#### Available records:
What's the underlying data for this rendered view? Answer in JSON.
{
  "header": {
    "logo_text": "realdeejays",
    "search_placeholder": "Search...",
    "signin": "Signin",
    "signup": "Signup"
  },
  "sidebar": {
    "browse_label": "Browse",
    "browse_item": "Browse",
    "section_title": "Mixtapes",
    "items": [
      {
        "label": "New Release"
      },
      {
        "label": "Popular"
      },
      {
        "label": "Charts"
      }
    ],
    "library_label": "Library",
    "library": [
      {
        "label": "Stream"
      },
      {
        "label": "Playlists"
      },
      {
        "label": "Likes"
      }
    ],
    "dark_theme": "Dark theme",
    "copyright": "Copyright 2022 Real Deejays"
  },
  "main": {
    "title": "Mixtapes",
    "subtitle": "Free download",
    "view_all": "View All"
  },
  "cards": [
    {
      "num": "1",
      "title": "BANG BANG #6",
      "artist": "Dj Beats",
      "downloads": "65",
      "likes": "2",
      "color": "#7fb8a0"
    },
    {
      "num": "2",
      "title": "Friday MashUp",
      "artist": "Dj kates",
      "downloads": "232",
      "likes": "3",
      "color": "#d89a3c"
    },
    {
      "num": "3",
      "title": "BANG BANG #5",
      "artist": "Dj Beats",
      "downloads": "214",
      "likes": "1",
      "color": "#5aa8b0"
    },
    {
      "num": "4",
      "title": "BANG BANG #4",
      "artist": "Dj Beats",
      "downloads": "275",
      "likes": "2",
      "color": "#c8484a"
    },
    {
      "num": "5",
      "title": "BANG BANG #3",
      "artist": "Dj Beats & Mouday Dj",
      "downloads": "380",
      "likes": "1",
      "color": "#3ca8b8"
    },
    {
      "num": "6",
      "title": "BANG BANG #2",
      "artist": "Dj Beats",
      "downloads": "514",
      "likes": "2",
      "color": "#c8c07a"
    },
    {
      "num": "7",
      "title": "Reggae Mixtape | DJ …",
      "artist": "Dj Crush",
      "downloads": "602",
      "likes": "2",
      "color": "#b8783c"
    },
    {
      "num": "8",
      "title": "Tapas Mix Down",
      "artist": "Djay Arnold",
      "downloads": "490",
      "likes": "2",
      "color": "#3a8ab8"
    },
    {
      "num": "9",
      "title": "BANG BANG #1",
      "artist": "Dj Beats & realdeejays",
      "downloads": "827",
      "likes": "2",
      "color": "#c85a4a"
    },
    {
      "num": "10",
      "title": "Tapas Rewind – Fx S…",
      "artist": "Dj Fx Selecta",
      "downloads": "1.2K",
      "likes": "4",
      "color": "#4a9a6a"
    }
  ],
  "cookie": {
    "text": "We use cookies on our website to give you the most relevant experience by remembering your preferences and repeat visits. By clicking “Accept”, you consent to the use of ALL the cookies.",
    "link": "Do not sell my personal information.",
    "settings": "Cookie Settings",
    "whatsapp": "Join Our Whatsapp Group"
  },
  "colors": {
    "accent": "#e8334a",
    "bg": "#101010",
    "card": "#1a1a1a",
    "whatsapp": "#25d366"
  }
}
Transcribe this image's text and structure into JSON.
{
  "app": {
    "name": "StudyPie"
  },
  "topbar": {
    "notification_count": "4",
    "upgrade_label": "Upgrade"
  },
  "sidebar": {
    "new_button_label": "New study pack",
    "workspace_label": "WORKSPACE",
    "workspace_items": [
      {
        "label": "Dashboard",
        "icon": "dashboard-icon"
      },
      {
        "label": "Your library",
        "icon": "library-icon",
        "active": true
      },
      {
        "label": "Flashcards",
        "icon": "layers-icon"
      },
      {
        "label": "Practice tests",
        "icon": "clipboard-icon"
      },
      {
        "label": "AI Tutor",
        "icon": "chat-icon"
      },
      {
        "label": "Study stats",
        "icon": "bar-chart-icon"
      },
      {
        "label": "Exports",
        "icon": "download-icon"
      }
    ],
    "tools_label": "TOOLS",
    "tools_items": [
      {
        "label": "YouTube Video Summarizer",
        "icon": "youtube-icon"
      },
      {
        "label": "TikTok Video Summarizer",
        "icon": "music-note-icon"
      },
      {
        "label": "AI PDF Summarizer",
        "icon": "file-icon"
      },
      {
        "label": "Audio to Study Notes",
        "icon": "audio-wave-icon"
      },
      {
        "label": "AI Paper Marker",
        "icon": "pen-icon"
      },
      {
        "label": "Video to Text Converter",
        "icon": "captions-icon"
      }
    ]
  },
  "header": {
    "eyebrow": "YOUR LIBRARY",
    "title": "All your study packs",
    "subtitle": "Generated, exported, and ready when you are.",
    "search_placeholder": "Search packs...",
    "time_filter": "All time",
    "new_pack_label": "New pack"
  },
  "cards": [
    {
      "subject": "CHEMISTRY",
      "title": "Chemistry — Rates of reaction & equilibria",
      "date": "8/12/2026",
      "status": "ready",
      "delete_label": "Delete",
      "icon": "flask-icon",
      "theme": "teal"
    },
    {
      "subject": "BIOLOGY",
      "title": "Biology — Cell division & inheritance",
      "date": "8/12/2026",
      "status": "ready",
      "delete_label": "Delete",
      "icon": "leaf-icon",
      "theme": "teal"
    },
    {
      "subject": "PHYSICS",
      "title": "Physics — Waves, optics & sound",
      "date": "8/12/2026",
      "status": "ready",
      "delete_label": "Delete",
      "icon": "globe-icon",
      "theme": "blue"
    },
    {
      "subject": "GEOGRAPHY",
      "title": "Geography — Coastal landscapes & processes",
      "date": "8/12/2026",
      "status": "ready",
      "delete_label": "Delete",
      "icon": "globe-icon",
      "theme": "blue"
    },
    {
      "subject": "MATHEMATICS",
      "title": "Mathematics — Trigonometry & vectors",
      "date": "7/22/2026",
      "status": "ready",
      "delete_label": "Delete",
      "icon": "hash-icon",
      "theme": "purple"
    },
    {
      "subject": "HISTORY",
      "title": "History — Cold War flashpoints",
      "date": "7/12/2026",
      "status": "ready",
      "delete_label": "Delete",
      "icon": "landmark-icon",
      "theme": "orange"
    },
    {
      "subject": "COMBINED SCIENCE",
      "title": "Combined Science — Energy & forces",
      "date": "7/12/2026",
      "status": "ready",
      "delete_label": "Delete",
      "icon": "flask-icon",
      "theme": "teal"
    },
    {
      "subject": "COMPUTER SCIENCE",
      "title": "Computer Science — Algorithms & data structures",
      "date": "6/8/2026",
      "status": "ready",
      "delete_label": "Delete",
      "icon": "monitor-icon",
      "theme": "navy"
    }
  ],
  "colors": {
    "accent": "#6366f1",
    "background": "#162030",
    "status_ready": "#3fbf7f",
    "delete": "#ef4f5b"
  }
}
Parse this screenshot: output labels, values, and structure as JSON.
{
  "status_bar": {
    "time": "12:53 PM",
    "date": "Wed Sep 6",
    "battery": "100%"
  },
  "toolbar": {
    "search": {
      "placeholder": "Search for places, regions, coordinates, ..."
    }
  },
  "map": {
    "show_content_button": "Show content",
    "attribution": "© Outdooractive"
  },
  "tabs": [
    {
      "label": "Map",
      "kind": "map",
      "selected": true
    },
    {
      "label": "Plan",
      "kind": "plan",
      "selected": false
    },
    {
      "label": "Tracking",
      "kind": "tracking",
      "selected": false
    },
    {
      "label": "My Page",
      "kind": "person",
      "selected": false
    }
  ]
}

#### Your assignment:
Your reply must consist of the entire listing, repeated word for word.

#### Written response:
What's the underlying data for this rendered view? Answer in JSON.
{
  "header": {
    "logo_text": "realdeejays",
    "search_placeholder": "Search...",
    "signin": "Signin",
    "signup": "Signup"
  },
  "sidebar": {
    "browse_label": "Browse",
    "browse_item": "Browse",
    "section_title": "Mixtapes",
    "items": [
      {
        "label": "New Release"
      },
      {
        "label": "Popular"
      },
      {
        "label": "Charts"
      }
    ],
    "library_label": "Library",
    "library": [
      {
        "label": "Stream"
      },
      {
        "label": "Playlists"
      },
      {
        "label": "Likes"
      }
    ],
    "dark_theme": "Dark theme",
    "copyright": "Copyright 2022 Real Deejays"
  },
  "main": {
    "title": "Mixtapes",
    "subtitle": "Free download",
    "view_all": "View All"
  },
  "cards": [
    {
      "num": "1",
      "title": "BANG BANG #6",
      "artist": "Dj Beats",
      "downloads": "65",
      "likes": "2",
      "color": "#7fb8a0"
    },
    {
      "num": "2",
      "title": "Friday MashUp",
      "artist": "Dj kates",
      "downloads": "232",
      "likes": "3",
      "color": "#d89a3c"
    },
    {
      "num": "3",
      "title": "BANG BANG #5",
      "artist": "Dj Beats",
      "downloads": "214",
      "likes": "1",
      "color": "#5aa8b0"
    },
    {
      "num": "4",
      "title": "BANG BANG #4",
      "artist": "Dj Beats",
      "downloads": "275",
      "likes": "2",
      "color": "#c8484a"
    },
    {
      "num": "5",
      "title": "BANG BANG #3",
      "artist": "Dj Beats & Mouday Dj",
      "downloads": "380",
      "likes": "1",
      "color": "#3ca8b8"
    },
    {
      "num": "6",
      "title": "BANG BANG #2",
      "artist": "Dj Beats",
      "downloads": "514",
      "likes": "2",
      "color": "#c8c07a"
    },
    {
      "num": "7",
      "title": "Reggae Mixtape | DJ …",
      "artist": "Dj Crush",
      "downloads": "602",
      "likes": "2",
      "color": "#b8783c"
    },
    {
      "num": "8",
      "title": "Tapas Mix Down",
      "artist": "Djay Arnold",
      "downloads": "490",
      "likes": "2",
      "color": "#3a8ab8"
    },
    {
      "num": "9",
      "title": "BANG BANG #1",
      "artist": "Dj Beats & realdeejays",
      "downloads": "827",
      "likes": "2",
      "color": "#c85a4a"
    },
    {
      "num": "10",
      "title": "Tapas Rewind – Fx S…",
      "artist": "Dj Fx Selecta",
      "downloads": "1.2K",
      "likes": "4",
      "color": "#4a9a6a"
    }
  ],
  "cookie": {
    "text": "We use cookies on our website to give you the most relevant experience by remembering your preferences and repeat visits. By clicking “Accept”, you consent to the use of ALL the cookies.",
    "link": "Do not sell my personal information.",
    "settings": "Cookie Settings",
    "whatsapp": "Join Our Whatsapp Group"
  },
  "colors": {
    "accent": "#e8334a",
    "bg": "#101010",
    "card": "#1a1a1a",
    "whatsapp": "#25d366"
  }
}
Transcribe this image's text and structure into JSON.
{
  "app": {
    "name": "StudyPie"
  },
  "topbar": {
    "notification_count": "4",
    "upgrade_label": "Upgrade"
  },
  "sidebar": {
    "new_button_label": "New study pack",
    "workspace_label": "WORKSPACE",
    "workspace_items": [
      {
        "label": "Dashboard",
        "icon": "dashboard-icon"
      },
      {
        "label": "Your library",
        "icon": "library-icon",
        "active": true
      },
      {
        "label": "Flashcards",
        "icon": "layers-icon"
      },
      {
        "label": "Practice tests",
        "icon": "clipboard-icon"
      },
      {
        "label": "AI Tutor",
        "icon": "chat-icon"
      },
      {
        "label": "Study stats",
        "icon": "bar-chart-icon"
      },
      {
        "label": "Exports",
        "icon": "download-icon"
      }
    ],
    "tools_label": "TOOLS",
    "tools_items": [
      {
        "label": "YouTube Video Summarizer",
        "icon": "youtube-icon"
      },
      {
        "label": "TikTok Video Summarizer",
        "icon": "music-note-icon"
      },
      {
        "label": "AI PDF Summarizer",
        "icon": "file-icon"
      },
      {
        "label": "Audio to Study Notes",
        "icon": "audio-wave-icon"
      },
      {
        "label": "AI Paper Marker",
        "icon": "pen-icon"
      },
      {
        "label": "Video to Text Converter",
        "icon": "captions-icon"
      }
    ]
  },
  "header": {
    "eyebrow": "YOUR LIBRARY",
    "title": "All your study packs",
    "subtitle": "Generated, exported, and ready when you are.",
    "search_placeholder": "Search packs...",
    "time_filter": "All time",
    "new_pack_label": "New pack"
  },
  "cards": [
    {
      "subject": "CHEMISTRY",
      "title": "Chemistry — Rates of reaction & equilibria",
      "date": "8/12/2026",
      "status": "ready",
      "delete_label": "Delete",
      "icon": "flask-icon",
      "theme": "teal"
    },
    {
      "subject": "BIOLOGY",
      "title": "Biology — Cell division & inheritance",
      "date": "8/12/2026",
      "status": "ready",
      "delete_label": "Delete",
      "icon": "leaf-icon",
      "theme": "teal"
    },
    {
      "subject": "PHYSICS",
      "title": "Physics — Waves, optics & sound",
      "date": "8/12/2026",
      "status": "ready",
      "delete_label": "Delete",
      "icon": "globe-icon",
      "theme": "blue"
    },
    {
      "subject": "GEOGRAPHY",
      "title": "Geography — Coastal landscapes & processes",
      "date": "8/12/2026",
      "status": "ready",
      "delete_label": "Delete",
      "icon": "globe-icon",
      "theme": "blue"
    },
    {
      "subject": "MATHEMATICS",
      "title": "Mathematics — Trigonometry & vectors",
      "date": "7/22/2026",
      "status": "ready",
      "delete_label": "Delete",
      "icon": "hash-icon",
      "theme": "purple"
    },
    {
      "subject": "HISTORY",
      "title": "History — Cold War flashpoints",
      "date": "7/12/2026",
      "status": "ready",
      "delete_label": "Delete",
      "icon": "landmark-icon",
      "theme": "orange"
    },
    {
      "subject": "COMBINED SCIENCE",
      "title": "Combined Science — Energy & forces",
      "date": "7/12/2026",
      "status": "ready",
      "delete_label": "Delete",
      "icon": "flask-icon",
      "theme": "teal"
    },
    {
      "subject": "COMPUTER SCIENCE",
      "title": "Computer Science — Algorithms & data structures",
      "date": "6/8/2026",
      "status": "ready",
      "delete_label": "Delete",
      "icon": "monitor-icon",
      "theme": "navy"
    }
  ],
  "colors": {
    "accent": "#6366f1",
    "background": "#162030",
    "status_ready": "#3fbf7f",
    "delete": "#ef4f5b"
  }
}
Parse this screenshot: output labels, values, and structure as JSON.
{
  "status_bar": {
    "time": "12:53 PM",
    "date": "Wed Sep 6",
    "battery": "100%"
  },
  "toolbar": {
    "search": {
      "placeholder": "Search for places, regions, coordinates, ..."
    }
  },
  "map": {
    "show_content_button": "Show content",
    "attribution": "© Outdooractive"
  },
  "tabs": [
    {
      "label": "Map",
      "kind": "map",
      "selected": true
    },
    {
      "label": "Plan",
      "kind": "plan",
      "selected": false
    },
    {
      "label": "Tracking",
      "kind": "tracking",
      "selected": false
    },
    {
      "label": "My Page",
      "kind": "person",
      "selected": false
    }
  ]
}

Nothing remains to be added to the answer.